Donato Dozzy & Neel
Voices From The Lake
, March 14th, 2012 13:25
Sound travels differently underwater. Water's higher density allows vibration to travel around five times faster than through air, reducing the time lag between the arrival of a sound at each ear, and making it more difficult to locate the direction of its origin. As a denser medium, it also changes attenuation across the frequency spectrum. Higher frequencies die away more quickly than in air, but low frequencies, with their longer wavelengths, can travel for miles with relatively little drop in intensity (the reason why whales communicate over long distances via subsonic and infrasonic song). All of which changes the way we perceive sound underwater: our auditory systems, having evolved over millions of years for optimal use in air, are ill-equipped to deal with these differences. Immersed in water, where low frequencies are channeled through our bones directly to the inner ear and the volume of higher frequencies is reduced thanks to a middle ear amplifier adapted for use in air, we're faced with an unfamiliar and disconcerting sonic environment, where everything is suffused in a constant low-end rumble and where cues we would usually recognise as one thing actually signify something entirely different.
Donato Dozzy's music has long been concerned with dropping the listener into just such a soundworld. The Italian producer's slowly churning, trance-inducing dance music (the wonderful term 'headfuck techno' has in the past been thrown around to describe his sound) constructs environments where all is not where it seems: where hi-hats scrawl outward into long rips like droplets of dye falling slowly through fluid, where isolated kickdrum hits soften around the edges and blush outward into the surrounding ambience. Like any good hypnotist, he keeps his rhythms consistent enough to lull, but in flux enough to prevent the brain from being able to predict their next move and thus switch off entirely. In Dozzy's drowned world the mind is lured into a suggestible semi-sleep state, in which rhythmic elements are allowed to assume new forms, until each component of the music transforms into something else: a hi-hat cracks like a snare, a tom billows like a bass note, drum hits become glottal stops, entire swarms of percussive fragments coalesce into long wisps of melody. On 2010's K album everything was frequently drenched in great algal blooms of synth that suffused the mix and slowed its momentum to a mere drift. In contrast J, last year's collaborative mix with Cio D'Or, released as a response to the Fukushima disaster in Japan, felt unencumbered by the drag of the medium surrounding it, to the point where techno's rhythms were master of, rather than slave to, the water in which they frolicked.

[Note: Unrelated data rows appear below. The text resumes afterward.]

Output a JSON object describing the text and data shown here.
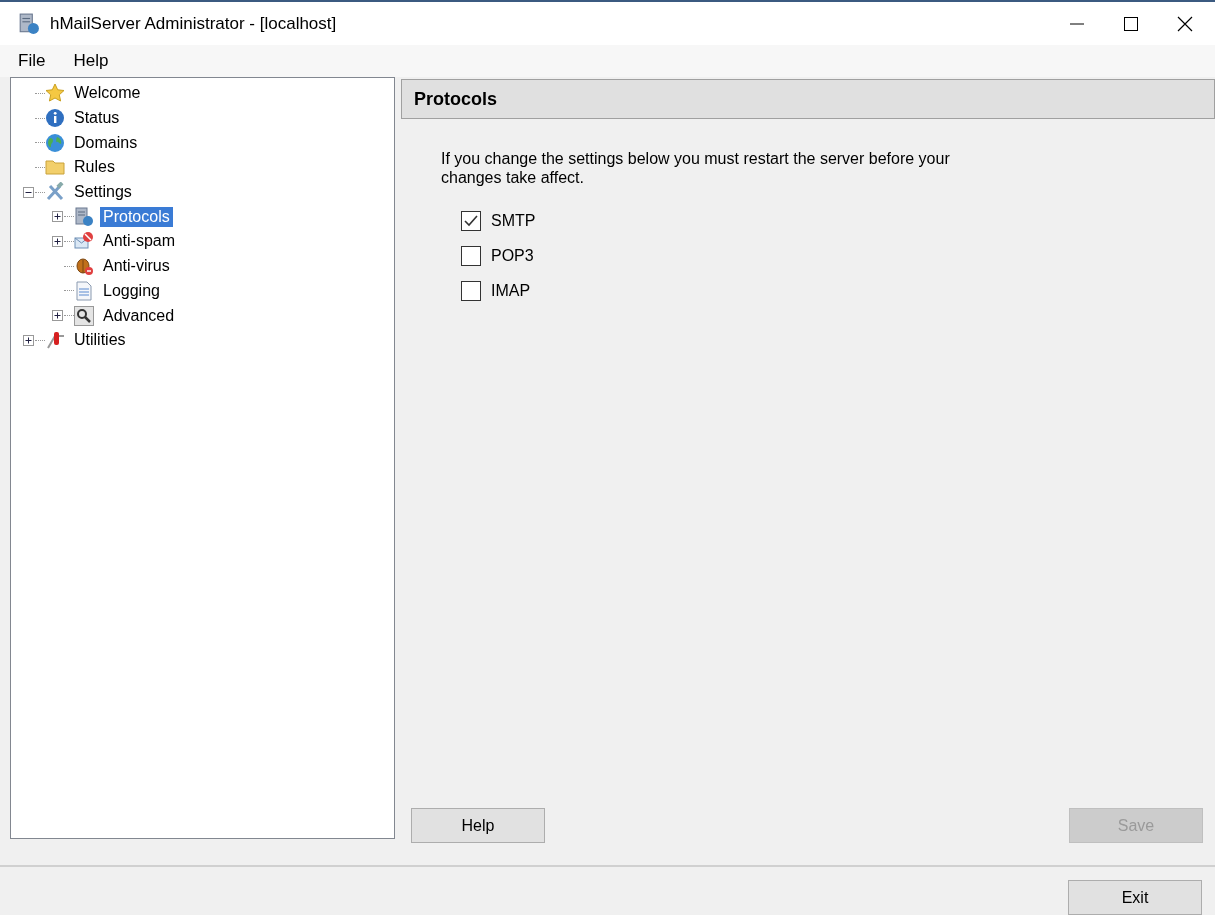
{
  "window": {
    "title": "hMailServer Administrator - [localhost]"
  },
  "menu": [
    "File",
    "Help"
  ],
  "tree": [
    {
      "label": "Welcome",
      "kind": "star",
      "selected": false
    },
    {
      "label": "Status",
      "kind": "info",
      "selected": false
    },
    {
      "label": "Domains",
      "kind": "globe",
      "selected": false
    },
    {
      "label": "Rules",
      "kind": "folder",
      "selected": false
    },
    {
      "label": "Settings",
      "kind": "tools",
      "expanded": true,
      "selected": false,
      "children": [
        {
          "label": "Protocols",
          "kind": "server",
          "expanded": false,
          "selected": true
        },
        {
          "label": "Anti-spam",
          "kind": "mail",
          "expanded": false,
          "selected": false
        },
        {
          "label": "Anti-virus",
          "kind": "bug",
          "selected": false
        },
        {
          "label": "Logging",
          "kind": "log",
          "selected": false
        },
        {
          "label": "Advanced",
          "kind": "magnifier",
          "expanded": false,
          "selected": false
        }
      ]
    },
    {
      "label": "Utilities",
      "kind": "knife",
      "expanded": false,
      "selected": false
    }
  ],
  "panel": {
    "title": "Protocols",
    "note": "If you change the settings below you must restart the server before your changes take affect.",
    "options": [
      {
        "label": "SMTP",
        "checked": true
      },
      {
        "label": "POP3",
        "checked": false
      },
      {
        "label": "IMAP",
        "checked": false
      }
    ],
    "buttons": [
      {
        "label": "Help",
        "disabled": false
      },
      {
        "label": "Save",
        "disabled": true
      }
    ]
  },
  "footer": {
    "button": "Exit"
  }
}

As if its title wasn't self-evident enough, Voices From The Lake, a joint effort by Dozzy and frequent collaborator Neel, doesn't stray too far from the life aquatic. A recording/refinement of the duo's performance at last year's Labyrinth festival in Japan, it's an unbroken 70 minutes of music, its track divides feeling practically inconsequential - except, perhaps, for their usefulness as skip markers: in the modern world, is it tough to expect listeners to find an unbroken stretch of time during which to absorb a record that unfolds this delicately? Despite the proliferation of free DJ mixes across the internet, the way we're now demanded to consume them is fragmented and pockmarked with distraction. Social networks, message boards and email inboxes don't maintain themselves, after all. So, more than any of Dozzy's music so far - but a natural culmination of the Italian producer's history as an after hours DJ at Berlin's Panoramabar and crafter of slow, immersive techno - Voices From The Lake is a love letter to slow, concentrated listening.

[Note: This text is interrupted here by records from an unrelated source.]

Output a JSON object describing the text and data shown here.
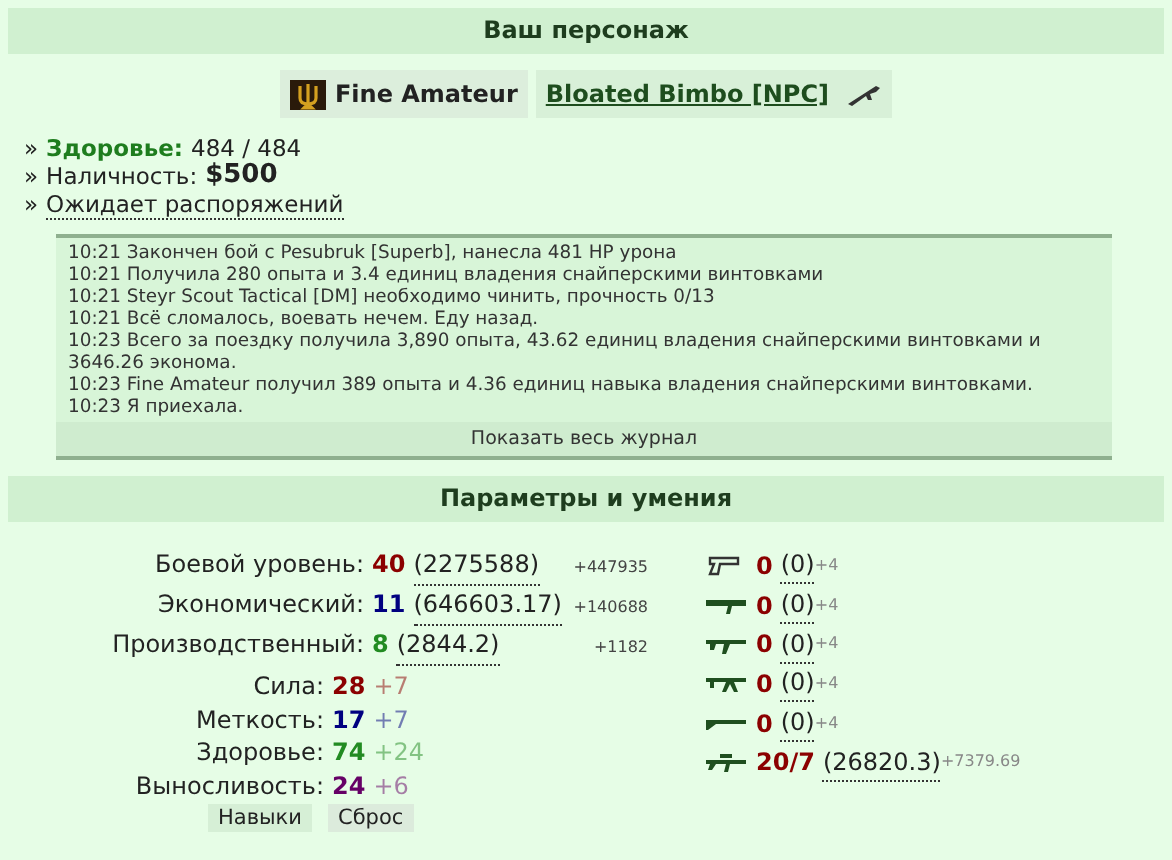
{
  "character_section": {
    "title": "Ваш персонаж",
    "player": {
      "name": "Fine Amateur"
    },
    "opponent": {
      "name": "Bloated Bimbo [NPC]"
    },
    "health": {
      "bullet": "»",
      "label": "Здоровье:",
      "value": "484 / 484"
    },
    "cash": {
      "bullet": "»",
      "label": "Наличность:",
      "value": "$500"
    },
    "status": {
      "bullet": "»",
      "text": "Ожидает распоряжений"
    },
    "log": [
      "10:21 Закончен бой с Pesubruk [Superb], нанесла 481 HP урона",
      "10:21 Получила 280 опыта и 3.4 единиц владения снайперскими винтовками",
      "10:21 Steyr Scout Tactical [DM] необходимо чинить, прочность 0/13",
      "10:21 Всё сломалось, воевать нечем. Еду назад.",
      "10:23 Всего за поездку получила 3,890 опыта, 43.62 единиц владения снайперскими винтовками и 3646.26 эконома.",
      "10:23 Fine Amateur получил 389 опыта и 4.36 единиц навыка владения снайперскими винтовками.",
      "10:23 Я приехала."
    ],
    "log_button": "Показать весь журнал"
  },
  "skills_section": {
    "title": "Параметры и умения",
    "levels": [
      {
        "label": "Боевой уровень:",
        "value": "40",
        "points": "(2275588)",
        "gain": "+447935",
        "color": "#8b0000"
      },
      {
        "label": "Экономический:",
        "value": "11",
        "points": "(646603.17)",
        "gain": "+140688",
        "color": "#000080"
      },
      {
        "label": "Производственный:",
        "value": "8",
        "points": "(2844.2)",
        "gain": "+1182",
        "color": "#228b22"
      }
    ],
    "attributes": [
      {
        "label": "Сила:",
        "value": "28",
        "bonus": "+7",
        "color": "#8b0000"
      },
      {
        "label": "Меткость:",
        "value": "17",
        "bonus": "+7",
        "color": "#000080"
      },
      {
        "label": "Здоровье:",
        "value": "74",
        "bonus": "+24",
        "color": "#228b22"
      },
      {
        "label": "Выносливость:",
        "value": "24",
        "bonus": "+6",
        "color": "#660066"
      }
    ],
    "buttons": [
      "Навыки",
      "Сброс"
    ],
    "weapons": [
      {
        "kind": "pistol",
        "value": "0",
        "points": "(0)",
        "gain": "+4"
      },
      {
        "kind": "launcher",
        "value": "0",
        "points": "(0)",
        "gain": "+4"
      },
      {
        "kind": "rifle",
        "value": "0",
        "points": "(0)",
        "gain": "+4"
      },
      {
        "kind": "machinegun",
        "value": "0",
        "points": "(0)",
        "gain": "+4"
      },
      {
        "kind": "shotgun",
        "value": "0",
        "points": "(0)",
        "gain": "+4"
      },
      {
        "kind": "sniper",
        "value": "20/7",
        "points": "(26820.3)",
        "gain": "+7379.69"
      }
    ]
  }
}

In that context, his mimicking of the sonic properties of an underwater environment feels very much like an effort to detach a listener from the distractions of on-land (and online). Each track in succession is ushered in by the addition of a new puzzle piece or two, pushing transitions into the realms of the imperceptible, unless you're listening on a player that adds an irritating blip between tracks. Melody arrives both implict within the chatter of struck percussion and in the form of background ambience, long eddies that curl into earshot from source unknown and expand to fill the mix, often across two or three tracks. Patience is a virtue here. It takes until the middle of the album's fourth movement 'Circe', before melodies begin to prickle around the edges; it's not until halfway through the fifth, 'S.T. –VFTL Rework-', a full eight minutes later, that they reach full capacity and draw the album into hitherto unexplored territory.

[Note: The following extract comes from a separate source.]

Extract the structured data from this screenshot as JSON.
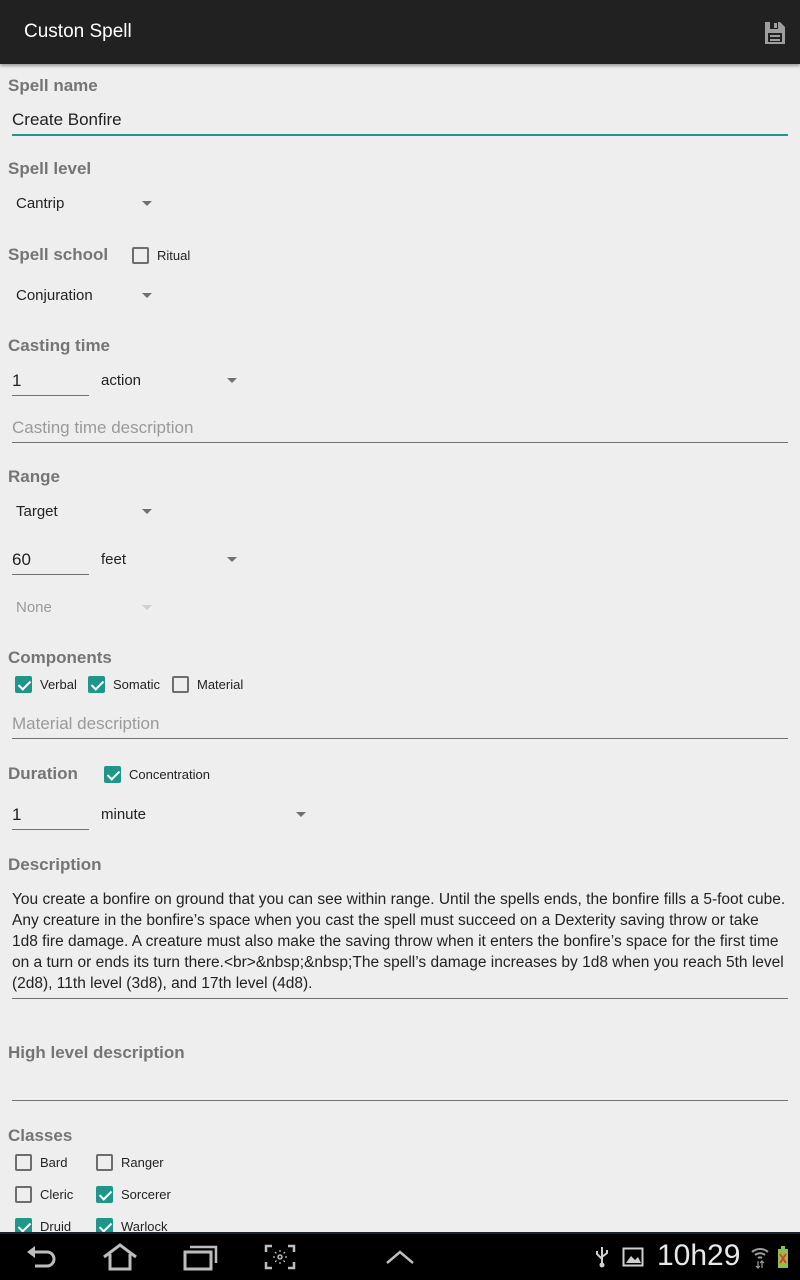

Techno, with its much vaunted affinity with sonic fictions and alternate futures, often trains its eye on the farthest reaches of the cosmos. The history of Detroit techno in particular is littered with interstellar debris - 'No UFOs'; X-102 Discovers The Rings Of Saturn; Interstellar Fugitives; 'The Final Frontier'; 'Cosmic Cars'. Outer space provides a perfect blank canvas upon which to project the notions and imagery of the future so strongly associated with the likes of Juan Atkins and Underground Resistance. The genre's plunges into the depths of the sea - a far closer but equally expansive unknown - tend to be less often discussed, but are just as significant. In the last few months alone we've had two major reissues of nineties techno intimately linked with the ocean - Journey Of The Deep Sea Dweller's gathering of early Drexciyan communiques and Porter Ricks' dub-techno opus Biokinetics. The former's intricate mythologies, still concerned (like Drexciya's Detroit contemporaries) with technological futures, were beautifully contrasted with the latter's more elemental stirrings, which whipped up volatile currents and deadly undertows.
Voices From The Lake falls closer to the latter than the former, in that it's less concerned with taming the tides than simply evoking their physical properties. It's still fundamentally fictional, in that the pinprick clarity of its contents imagines what the underwater world might sound like, were human ears only equipped with the right evolutionary gear to receive it in high-definition (instead of the muddy directionless rush we hear when dunked in a swimming pool). But like all techno, which is used to suspend normal notions of time in a club environment, the underwater sensory confusion of Voices From The Lake is used as a means to create a similarly time-stretched effect. Dozzy and Neel's resonance chamber might be fluid-filled where Panoramabar is air-filled, but both spaces serve much the same purpose.